Best friend in my ear saying I’m the chosen one
The resurrection, far from the dead direction
Cousin hugging my arm for what felt like days
For all the love I was amazed
Then the docs finally let me know that I would survive
I can’t believe I’m alive”
If “Built to Last” seems like a celebration of Akrobatik, he’s certainly earned it given what he’s been through. “I’m like that Captain America flick, the first Avenger.” That’s the remarkable thing about Ak really – he can take the depths of what he’s been through and still make it into a lyric with pop culture comparisons on a track like “Where Am I?” featuring Mr. Lif. It’s as though we’ve gone from “The Walking Dead” to “28 Days” in short order, especially when KRS-One is scratched into the hook saying “I black out and wake up to catastrophe.” The stones on Ak to turn his real life experience into entertainment for the listeners – I think it’s far to say he’s got bigcajones. Not everybody would be brave enough to talk about their real life near-death experience and turn into into a science fiction fantasy on the same album.

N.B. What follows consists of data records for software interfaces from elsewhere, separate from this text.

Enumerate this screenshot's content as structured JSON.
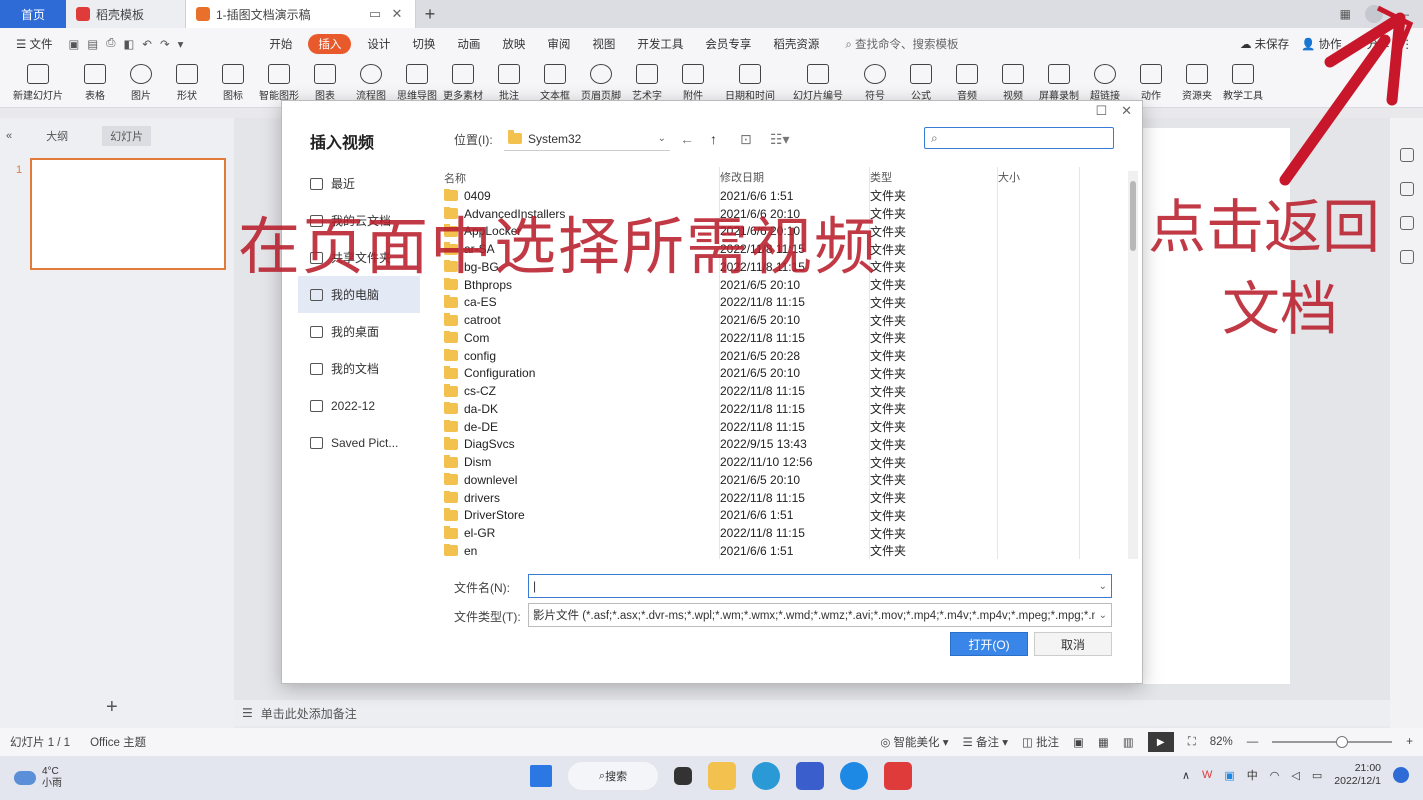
{
  "tabs": {
    "home": "首页",
    "template": "稻壳模板",
    "document": "1-插图文档演示稿"
  },
  "menu": {
    "file": "文件",
    "items": [
      "开始",
      "插入",
      "设计",
      "切换",
      "动画",
      "放映",
      "审阅",
      "视图",
      "开发工具",
      "会员专享",
      "稻壳资源"
    ],
    "active_index": 1,
    "search": "查找命令、搜索模板",
    "right": [
      "未保存",
      "协作",
      "分享"
    ]
  },
  "ribbon": [
    "新建幻灯片",
    "表格",
    "图片",
    "形状",
    "图标",
    "智能图形",
    "图表",
    "流程图",
    "思维导图",
    "更多素材",
    "批注",
    "文本框",
    "页眉页脚",
    "艺术字",
    "附件",
    "日期和时间",
    "幻灯片编号",
    "符号",
    "公式",
    "音频",
    "视频",
    "屏幕录制",
    "超链接",
    "动作",
    "资源夹",
    "教学工具"
  ],
  "left_panel": {
    "tab_outline": "大纲",
    "tab_slides": "幻灯片",
    "slide_number": "1"
  },
  "notes_placeholder": "单击此处添加备注",
  "status": {
    "slide_count": "幻灯片 1 / 1",
    "theme": "Office 主题",
    "smart_beautify": "智能美化",
    "notes": "备注",
    "comments": "批注",
    "zoom": "82%"
  },
  "dialog": {
    "title": "插入视频",
    "location_label": "位置(I):",
    "location_value": "System32",
    "search_placeholder": "",
    "sidebar": [
      "最近",
      "我的云文档",
      "共享文件夹",
      "我的电脑",
      "我的桌面",
      "我的文档",
      "2022-12",
      "Saved Pict..."
    ],
    "sidebar_active_index": 3,
    "columns": [
      "名称",
      "修改日期",
      "类型",
      "大小"
    ],
    "files": [
      {
        "name": "0409",
        "date": "2021/6/6 1:51",
        "type": "文件夹"
      },
      {
        "name": "AdvancedInstallers",
        "date": "2021/6/6 20:10",
        "type": "文件夹"
      },
      {
        "name": "AppLocker",
        "date": "2021/6/6 20:10",
        "type": "文件夹"
      },
      {
        "name": "ar-SA",
        "date": "2022/11/8 11:15",
        "type": "文件夹"
      },
      {
        "name": "bg-BG",
        "date": "2022/11/8 11:15",
        "type": "文件夹"
      },
      {
        "name": "Bthprops",
        "date": "2021/6/5 20:10",
        "type": "文件夹"
      },
      {
        "name": "ca-ES",
        "date": "2022/11/8 11:15",
        "type": "文件夹"
      },
      {
        "name": "catroot",
        "date": "2021/6/5 20:10",
        "type": "文件夹"
      },
      {
        "name": "Com",
        "date": "2022/11/8 11:15",
        "type": "文件夹"
      },
      {
        "name": "config",
        "date": "2021/6/5 20:28",
        "type": "文件夹"
      },
      {
        "name": "Configuration",
        "date": "2021/6/5 20:10",
        "type": "文件夹"
      },
      {
        "name": "cs-CZ",
        "date": "2022/11/8 11:15",
        "type": "文件夹"
      },
      {
        "name": "da-DK",
        "date": "2022/11/8 11:15",
        "type": "文件夹"
      },
      {
        "name": "de-DE",
        "date": "2022/11/8 11:15",
        "type": "文件夹"
      },
      {
        "name": "DiagSvcs",
        "date": "2022/9/15 13:43",
        "type": "文件夹"
      },
      {
        "name": "Dism",
        "date": "2022/11/10 12:56",
        "type": "文件夹"
      },
      {
        "name": "downlevel",
        "date": "2021/6/5 20:10",
        "type": "文件夹"
      },
      {
        "name": "drivers",
        "date": "2022/11/8 11:15",
        "type": "文件夹"
      },
      {
        "name": "DriverStore",
        "date": "2021/6/6 1:51",
        "type": "文件夹"
      },
      {
        "name": "el-GR",
        "date": "2022/11/8 11:15",
        "type": "文件夹"
      },
      {
        "name": "en",
        "date": "2021/6/6 1:51",
        "type": "文件夹"
      }
    ],
    "filename_label": "文件名(N):",
    "filename_value": "|",
    "filetype_label": "文件类型(T):",
    "filetype_value": "影片文件 (*.asf;*.asx;*.dvr-ms;*.wpl;*.wm;*.wmx;*.wmd;*.wmz;*.avi;*.mov;*.mp4;*.m4v;*.mp4v;*.mpeg;*.mpg;*.m",
    "open_button": "打开(O)",
    "cancel_button": "取消"
  },
  "annotations": {
    "select_video": "在页面中选择所需视频",
    "click_return_1": "点击返回",
    "click_return_2": "文档"
  },
  "taskbar": {
    "temperature": "4°C",
    "weather": "小雨",
    "search": "搜索",
    "ime": "中",
    "time": "21:00",
    "date": "2022/12/1"
  },
  "colors": {
    "accent": "#2f6bd6",
    "insert_tab": "#e85a2b",
    "annotation": "#b81e2c",
    "slide_border": "#e27a3a"
  }
}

The Boston massive represent for their returned to life bretheren on “Built to Last” as Edo.G cameos on “Three Hunnit,” the aforementioned Mr. Lif appears on “Where Am I?” and Reks joins the set for “Rekless Abandon.” I’d be remiss if I didn’t mention that Brooklyn’s own Masta Ace is on “Three Hunnit” though. Akrobatik has already been a part of a supergroup before as part of The Perceptionists, but if they were going to revisit the concept for 2014 or beyond I’d keep Lif and Ak, but add Ace and Edo for extra flavor. Putting Ace in breaks the “Boston Strong” theme, but there’s no bad time to hear Ace on a track. That’s the same feeling I get on “Built to Last,” from the somber flows of “Stop and Stare” to the upbeat closing track “Hope” featuring JTronius. It’s good for hip-hop that Akrobatik is “Built to Last,” because the strong-willed life force matches ruggedly constructed rhymes that have a point. “I don’t mean to preach, I’m just trying to remind you/To not be another statistic with a line through.” Ak proves that he’s not the only one built to last – hip-hop music and culture is too.